Blow Ted Demme
Published Apr 01, 2001In terms of the "small timer makes big on excess, then learns a tough lesson and sells his story from jail" style tales, the words "Based on a true story" are not just common, they're practically required for a narrative that tries to condense the career of criminals by signposts both musical and follicle. "Blow" clings to this "truth" in its trip through early 70s California pot culture through Colombian coke cartels on into the go-go 80s and resting with moral righteousness with its protagonist sharing jail cells with junk bond traders and other symbols of greed and stupidity.
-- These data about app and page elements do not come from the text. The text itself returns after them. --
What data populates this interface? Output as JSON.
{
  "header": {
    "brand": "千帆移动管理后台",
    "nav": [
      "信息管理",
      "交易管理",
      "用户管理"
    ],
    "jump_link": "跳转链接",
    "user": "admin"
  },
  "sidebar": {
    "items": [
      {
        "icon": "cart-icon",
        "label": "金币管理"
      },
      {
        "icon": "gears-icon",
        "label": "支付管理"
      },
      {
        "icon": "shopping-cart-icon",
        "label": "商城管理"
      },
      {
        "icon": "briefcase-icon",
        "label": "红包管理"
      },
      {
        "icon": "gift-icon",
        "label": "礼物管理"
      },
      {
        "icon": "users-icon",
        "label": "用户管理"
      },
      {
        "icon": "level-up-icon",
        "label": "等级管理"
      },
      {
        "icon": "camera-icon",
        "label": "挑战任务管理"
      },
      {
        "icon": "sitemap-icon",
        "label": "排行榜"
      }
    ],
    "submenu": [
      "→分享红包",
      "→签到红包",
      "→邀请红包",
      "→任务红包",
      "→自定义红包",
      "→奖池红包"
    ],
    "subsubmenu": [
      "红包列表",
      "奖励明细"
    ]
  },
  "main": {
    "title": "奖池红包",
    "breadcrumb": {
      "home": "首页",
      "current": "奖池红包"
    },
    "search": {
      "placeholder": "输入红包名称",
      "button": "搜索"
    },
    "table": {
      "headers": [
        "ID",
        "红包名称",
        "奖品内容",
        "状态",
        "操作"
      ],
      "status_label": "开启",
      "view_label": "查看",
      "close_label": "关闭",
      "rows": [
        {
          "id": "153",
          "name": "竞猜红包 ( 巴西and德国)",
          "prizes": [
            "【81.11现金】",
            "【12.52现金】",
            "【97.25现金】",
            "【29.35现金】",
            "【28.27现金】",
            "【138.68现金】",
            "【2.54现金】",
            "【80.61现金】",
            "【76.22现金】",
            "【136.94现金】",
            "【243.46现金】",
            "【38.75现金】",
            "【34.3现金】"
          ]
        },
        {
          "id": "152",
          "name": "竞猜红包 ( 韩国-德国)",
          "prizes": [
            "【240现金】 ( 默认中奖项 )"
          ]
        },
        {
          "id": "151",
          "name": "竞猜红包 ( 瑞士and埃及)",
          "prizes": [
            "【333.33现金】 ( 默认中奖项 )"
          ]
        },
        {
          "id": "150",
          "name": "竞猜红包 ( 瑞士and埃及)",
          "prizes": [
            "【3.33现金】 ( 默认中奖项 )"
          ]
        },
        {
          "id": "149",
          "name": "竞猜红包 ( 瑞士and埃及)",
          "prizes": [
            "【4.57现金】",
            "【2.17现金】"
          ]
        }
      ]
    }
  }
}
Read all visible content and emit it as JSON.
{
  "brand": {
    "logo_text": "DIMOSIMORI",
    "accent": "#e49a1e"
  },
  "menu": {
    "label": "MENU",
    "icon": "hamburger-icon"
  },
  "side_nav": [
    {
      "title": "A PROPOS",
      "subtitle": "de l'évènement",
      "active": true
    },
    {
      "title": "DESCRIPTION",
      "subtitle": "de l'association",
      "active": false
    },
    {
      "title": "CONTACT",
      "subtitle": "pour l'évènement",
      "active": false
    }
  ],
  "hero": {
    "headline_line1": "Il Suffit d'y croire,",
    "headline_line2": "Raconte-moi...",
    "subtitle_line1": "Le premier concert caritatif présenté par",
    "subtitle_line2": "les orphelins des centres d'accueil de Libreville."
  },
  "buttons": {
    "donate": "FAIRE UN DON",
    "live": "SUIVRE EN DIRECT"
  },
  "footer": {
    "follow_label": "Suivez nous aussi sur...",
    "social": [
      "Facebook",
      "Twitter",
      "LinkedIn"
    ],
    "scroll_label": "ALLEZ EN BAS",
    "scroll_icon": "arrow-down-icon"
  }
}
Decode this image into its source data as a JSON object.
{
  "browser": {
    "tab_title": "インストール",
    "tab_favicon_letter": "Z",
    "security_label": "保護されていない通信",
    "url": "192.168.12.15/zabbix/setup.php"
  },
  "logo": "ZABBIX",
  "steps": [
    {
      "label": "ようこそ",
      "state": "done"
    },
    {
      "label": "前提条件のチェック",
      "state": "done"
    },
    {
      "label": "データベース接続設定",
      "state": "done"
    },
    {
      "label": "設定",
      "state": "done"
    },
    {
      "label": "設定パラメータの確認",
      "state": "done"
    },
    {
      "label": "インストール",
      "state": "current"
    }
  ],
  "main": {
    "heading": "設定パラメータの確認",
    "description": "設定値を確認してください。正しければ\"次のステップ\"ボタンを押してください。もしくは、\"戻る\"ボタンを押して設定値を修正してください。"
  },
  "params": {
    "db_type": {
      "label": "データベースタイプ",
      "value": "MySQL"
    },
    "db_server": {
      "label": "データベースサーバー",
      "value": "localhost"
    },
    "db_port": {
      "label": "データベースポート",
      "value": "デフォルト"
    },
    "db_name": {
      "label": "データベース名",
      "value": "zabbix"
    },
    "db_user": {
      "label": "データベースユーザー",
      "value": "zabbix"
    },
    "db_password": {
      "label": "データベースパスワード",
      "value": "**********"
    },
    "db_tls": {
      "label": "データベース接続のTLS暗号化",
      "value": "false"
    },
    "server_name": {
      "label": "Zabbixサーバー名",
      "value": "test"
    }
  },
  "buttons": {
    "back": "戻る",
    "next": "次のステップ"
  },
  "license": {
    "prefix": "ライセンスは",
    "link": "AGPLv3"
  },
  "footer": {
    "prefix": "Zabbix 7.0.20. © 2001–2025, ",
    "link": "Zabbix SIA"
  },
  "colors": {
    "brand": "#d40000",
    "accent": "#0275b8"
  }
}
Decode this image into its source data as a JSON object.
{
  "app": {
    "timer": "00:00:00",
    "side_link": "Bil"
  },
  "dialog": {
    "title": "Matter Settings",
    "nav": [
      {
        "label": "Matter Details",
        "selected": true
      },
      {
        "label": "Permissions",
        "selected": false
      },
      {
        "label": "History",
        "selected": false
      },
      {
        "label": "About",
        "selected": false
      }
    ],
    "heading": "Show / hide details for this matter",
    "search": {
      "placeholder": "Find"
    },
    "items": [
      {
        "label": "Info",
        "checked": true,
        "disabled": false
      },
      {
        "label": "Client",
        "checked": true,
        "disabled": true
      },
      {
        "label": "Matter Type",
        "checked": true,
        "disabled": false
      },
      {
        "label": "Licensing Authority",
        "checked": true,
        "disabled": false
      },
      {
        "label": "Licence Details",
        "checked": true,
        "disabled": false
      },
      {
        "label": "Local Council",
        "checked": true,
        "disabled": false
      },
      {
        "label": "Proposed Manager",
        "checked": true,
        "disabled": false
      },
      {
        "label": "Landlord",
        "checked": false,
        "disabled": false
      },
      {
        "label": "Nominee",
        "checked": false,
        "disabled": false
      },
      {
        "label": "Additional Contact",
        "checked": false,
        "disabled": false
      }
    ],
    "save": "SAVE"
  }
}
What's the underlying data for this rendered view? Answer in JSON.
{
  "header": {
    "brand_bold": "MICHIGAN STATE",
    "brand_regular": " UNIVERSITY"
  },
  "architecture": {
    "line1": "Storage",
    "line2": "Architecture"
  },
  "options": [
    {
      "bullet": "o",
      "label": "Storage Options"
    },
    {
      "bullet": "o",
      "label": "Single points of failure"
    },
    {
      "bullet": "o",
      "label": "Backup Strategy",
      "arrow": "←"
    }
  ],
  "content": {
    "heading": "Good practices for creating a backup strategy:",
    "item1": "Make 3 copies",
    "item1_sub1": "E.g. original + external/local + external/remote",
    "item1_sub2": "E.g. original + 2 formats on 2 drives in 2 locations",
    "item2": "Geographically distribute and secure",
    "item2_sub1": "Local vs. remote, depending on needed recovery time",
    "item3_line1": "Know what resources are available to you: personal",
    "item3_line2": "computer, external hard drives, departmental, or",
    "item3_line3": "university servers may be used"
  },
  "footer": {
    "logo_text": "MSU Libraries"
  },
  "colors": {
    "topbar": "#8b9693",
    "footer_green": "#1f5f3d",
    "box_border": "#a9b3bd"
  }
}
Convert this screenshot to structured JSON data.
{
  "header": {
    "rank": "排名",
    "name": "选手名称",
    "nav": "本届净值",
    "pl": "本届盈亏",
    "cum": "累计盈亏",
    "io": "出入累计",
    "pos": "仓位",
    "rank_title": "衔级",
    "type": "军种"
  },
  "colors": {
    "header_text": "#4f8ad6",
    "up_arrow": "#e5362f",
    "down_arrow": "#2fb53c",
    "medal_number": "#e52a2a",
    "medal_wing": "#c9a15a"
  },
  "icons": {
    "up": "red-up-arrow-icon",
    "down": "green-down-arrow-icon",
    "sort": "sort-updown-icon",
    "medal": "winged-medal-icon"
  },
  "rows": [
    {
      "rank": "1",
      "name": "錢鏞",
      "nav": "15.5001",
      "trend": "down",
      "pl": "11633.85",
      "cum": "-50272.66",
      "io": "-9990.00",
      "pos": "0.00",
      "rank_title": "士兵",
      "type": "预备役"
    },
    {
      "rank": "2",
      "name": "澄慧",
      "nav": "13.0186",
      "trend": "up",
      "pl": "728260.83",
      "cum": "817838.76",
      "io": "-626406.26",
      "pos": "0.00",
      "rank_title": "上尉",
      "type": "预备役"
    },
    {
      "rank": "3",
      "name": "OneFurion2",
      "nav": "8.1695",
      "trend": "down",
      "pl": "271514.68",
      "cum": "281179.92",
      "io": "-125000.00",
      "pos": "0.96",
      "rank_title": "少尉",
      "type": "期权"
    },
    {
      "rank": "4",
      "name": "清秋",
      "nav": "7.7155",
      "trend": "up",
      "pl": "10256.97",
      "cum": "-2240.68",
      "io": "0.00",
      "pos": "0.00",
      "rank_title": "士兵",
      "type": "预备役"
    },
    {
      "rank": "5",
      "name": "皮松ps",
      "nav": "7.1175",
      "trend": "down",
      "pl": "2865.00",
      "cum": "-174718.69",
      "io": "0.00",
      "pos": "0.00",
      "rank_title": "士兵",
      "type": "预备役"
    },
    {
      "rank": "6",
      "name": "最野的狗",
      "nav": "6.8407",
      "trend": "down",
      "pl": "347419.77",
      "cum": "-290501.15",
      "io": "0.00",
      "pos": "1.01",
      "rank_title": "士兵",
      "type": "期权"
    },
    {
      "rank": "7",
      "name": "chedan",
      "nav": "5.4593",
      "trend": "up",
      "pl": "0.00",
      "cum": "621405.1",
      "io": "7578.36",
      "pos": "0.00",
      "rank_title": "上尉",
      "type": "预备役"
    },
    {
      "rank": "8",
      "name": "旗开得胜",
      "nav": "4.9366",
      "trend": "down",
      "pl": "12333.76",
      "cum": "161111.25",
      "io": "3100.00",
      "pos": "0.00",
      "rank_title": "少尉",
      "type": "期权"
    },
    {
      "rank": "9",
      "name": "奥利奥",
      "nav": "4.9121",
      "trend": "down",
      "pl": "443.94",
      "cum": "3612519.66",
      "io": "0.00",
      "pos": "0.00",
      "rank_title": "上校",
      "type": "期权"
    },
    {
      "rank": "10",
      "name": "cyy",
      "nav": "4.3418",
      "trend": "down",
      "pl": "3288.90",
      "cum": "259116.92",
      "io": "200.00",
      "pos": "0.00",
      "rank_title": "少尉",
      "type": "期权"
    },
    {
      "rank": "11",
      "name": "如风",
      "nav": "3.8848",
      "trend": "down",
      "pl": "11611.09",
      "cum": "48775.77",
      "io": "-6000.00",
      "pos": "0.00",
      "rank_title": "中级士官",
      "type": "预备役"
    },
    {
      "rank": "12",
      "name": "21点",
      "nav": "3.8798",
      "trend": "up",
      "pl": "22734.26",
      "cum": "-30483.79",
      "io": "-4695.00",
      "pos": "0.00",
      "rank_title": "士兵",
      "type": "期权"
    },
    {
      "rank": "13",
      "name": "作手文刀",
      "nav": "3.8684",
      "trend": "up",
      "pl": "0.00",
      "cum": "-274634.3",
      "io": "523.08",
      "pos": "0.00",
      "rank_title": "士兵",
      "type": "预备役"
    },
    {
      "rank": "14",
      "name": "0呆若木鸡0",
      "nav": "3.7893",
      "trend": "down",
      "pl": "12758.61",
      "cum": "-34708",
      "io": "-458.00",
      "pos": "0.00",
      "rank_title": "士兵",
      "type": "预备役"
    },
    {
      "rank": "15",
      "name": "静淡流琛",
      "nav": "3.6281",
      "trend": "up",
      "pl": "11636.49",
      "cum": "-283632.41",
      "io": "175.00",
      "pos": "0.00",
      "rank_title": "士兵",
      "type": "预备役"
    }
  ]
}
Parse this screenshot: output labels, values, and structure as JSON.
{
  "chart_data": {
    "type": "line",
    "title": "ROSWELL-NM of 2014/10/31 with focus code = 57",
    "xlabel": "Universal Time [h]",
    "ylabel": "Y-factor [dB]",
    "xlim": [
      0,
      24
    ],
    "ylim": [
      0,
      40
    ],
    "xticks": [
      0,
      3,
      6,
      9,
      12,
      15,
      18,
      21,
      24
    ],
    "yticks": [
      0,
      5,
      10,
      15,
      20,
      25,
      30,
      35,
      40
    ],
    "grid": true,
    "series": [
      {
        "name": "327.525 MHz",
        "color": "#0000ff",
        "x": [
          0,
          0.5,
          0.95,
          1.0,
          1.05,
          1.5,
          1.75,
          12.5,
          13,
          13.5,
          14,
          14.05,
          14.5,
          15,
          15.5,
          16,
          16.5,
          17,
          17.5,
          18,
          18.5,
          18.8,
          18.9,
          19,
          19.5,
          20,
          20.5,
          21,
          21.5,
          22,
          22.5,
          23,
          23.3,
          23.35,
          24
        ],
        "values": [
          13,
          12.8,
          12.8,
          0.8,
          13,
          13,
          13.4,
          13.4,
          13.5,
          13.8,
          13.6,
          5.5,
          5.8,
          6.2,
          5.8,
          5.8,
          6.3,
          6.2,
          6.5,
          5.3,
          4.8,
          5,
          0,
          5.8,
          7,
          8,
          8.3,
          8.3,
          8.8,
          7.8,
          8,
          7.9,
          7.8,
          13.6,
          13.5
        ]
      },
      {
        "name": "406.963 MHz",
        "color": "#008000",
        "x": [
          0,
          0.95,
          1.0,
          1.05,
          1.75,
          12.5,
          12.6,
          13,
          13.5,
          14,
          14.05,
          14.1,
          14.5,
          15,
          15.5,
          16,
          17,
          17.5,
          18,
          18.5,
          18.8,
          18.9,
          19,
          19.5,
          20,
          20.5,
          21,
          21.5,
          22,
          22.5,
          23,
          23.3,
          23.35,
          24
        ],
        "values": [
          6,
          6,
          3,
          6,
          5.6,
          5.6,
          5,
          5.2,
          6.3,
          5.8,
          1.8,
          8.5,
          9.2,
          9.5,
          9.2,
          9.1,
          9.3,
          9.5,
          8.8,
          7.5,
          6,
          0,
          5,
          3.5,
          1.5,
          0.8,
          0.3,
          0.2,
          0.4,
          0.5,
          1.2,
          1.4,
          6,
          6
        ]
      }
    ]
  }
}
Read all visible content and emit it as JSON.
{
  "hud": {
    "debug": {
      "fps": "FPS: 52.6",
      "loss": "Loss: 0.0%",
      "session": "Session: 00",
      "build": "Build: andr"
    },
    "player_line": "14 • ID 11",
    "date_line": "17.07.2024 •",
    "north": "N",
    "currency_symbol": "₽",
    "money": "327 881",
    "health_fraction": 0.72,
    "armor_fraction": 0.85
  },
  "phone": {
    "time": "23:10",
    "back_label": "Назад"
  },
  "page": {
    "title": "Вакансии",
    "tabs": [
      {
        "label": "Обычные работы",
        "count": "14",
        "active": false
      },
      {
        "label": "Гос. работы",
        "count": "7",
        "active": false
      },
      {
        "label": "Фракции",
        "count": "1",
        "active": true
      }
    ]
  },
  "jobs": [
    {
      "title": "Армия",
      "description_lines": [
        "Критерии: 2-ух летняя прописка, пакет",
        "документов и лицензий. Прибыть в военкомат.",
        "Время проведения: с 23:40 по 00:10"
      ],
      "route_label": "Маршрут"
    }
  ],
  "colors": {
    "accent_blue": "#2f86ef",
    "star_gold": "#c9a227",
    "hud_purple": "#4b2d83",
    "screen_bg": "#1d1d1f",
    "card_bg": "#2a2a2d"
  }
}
But along the way "Blow" really has nothing to say behind its Bay City Rollers hairstyles (Johnny Depp looks particularly ridiculous, considering his co-star Paul Reubens yes, Peewee Herman is supposed to be a hairdresser) and "Boogie Nights" soundtrack. But unlike P.T. Anderson, who saw "Goodfellas" and realised it was a window into important, interesting issues (family, trust, loyalty, greed, money, morality) and grafted his own model onto it in "Nights" and "Magnolia," "Blow" has no such awareness, and nothing to add. It's happy to simply skim through its cultural signifiers, slapping the de rigeur voiceover onto thin spots in the plot, and desperately hoping that its scope will lend it the weight that its details don't support.
Johnny Depp plays George Jung, a lower class teenager who hits the beaches of California with a huge bag of weed, but quickly corners the emerging coke market with his girlfriend ("Run Lola Run's" Franka Potente) and a circle of good friends. But when his ambitions lead him into the lion's den of coke czar Pablo Escobar, loyalties turn on business, and of course everything goes to hell eventually. But not before Depp's George steals a Brazilian beauty (current It girl Penelope Cruz), betrays some associates, gets busted a couple of times, and returns home to his disappointed parents.
Repeatedly, "Blow" aspires to meaning beyond its surface, but it does so hamhandedly and without depth. George's relationship with his parents, for example, is a constant theme, but with little to add to the film, it simply distracts from the action. Not to mention the casting is questionable: Ray Liotta, as Depp's father, is an obvious, if unintentional nod to "Goodfellas," but Rachel Griffiths ("Hilary and Jackie") as Depp's disapproving mother is simply ridiculous. She does a reasonable job with the role, but the fact that she is, in fact, five years younger than Depp is a hurdle she just can't overcome on the believability factor.
It's symptomatic of all of "Blow." While it continues to hide behind the "true story" angle, it wouldn't know a true moment if it flew up its nose.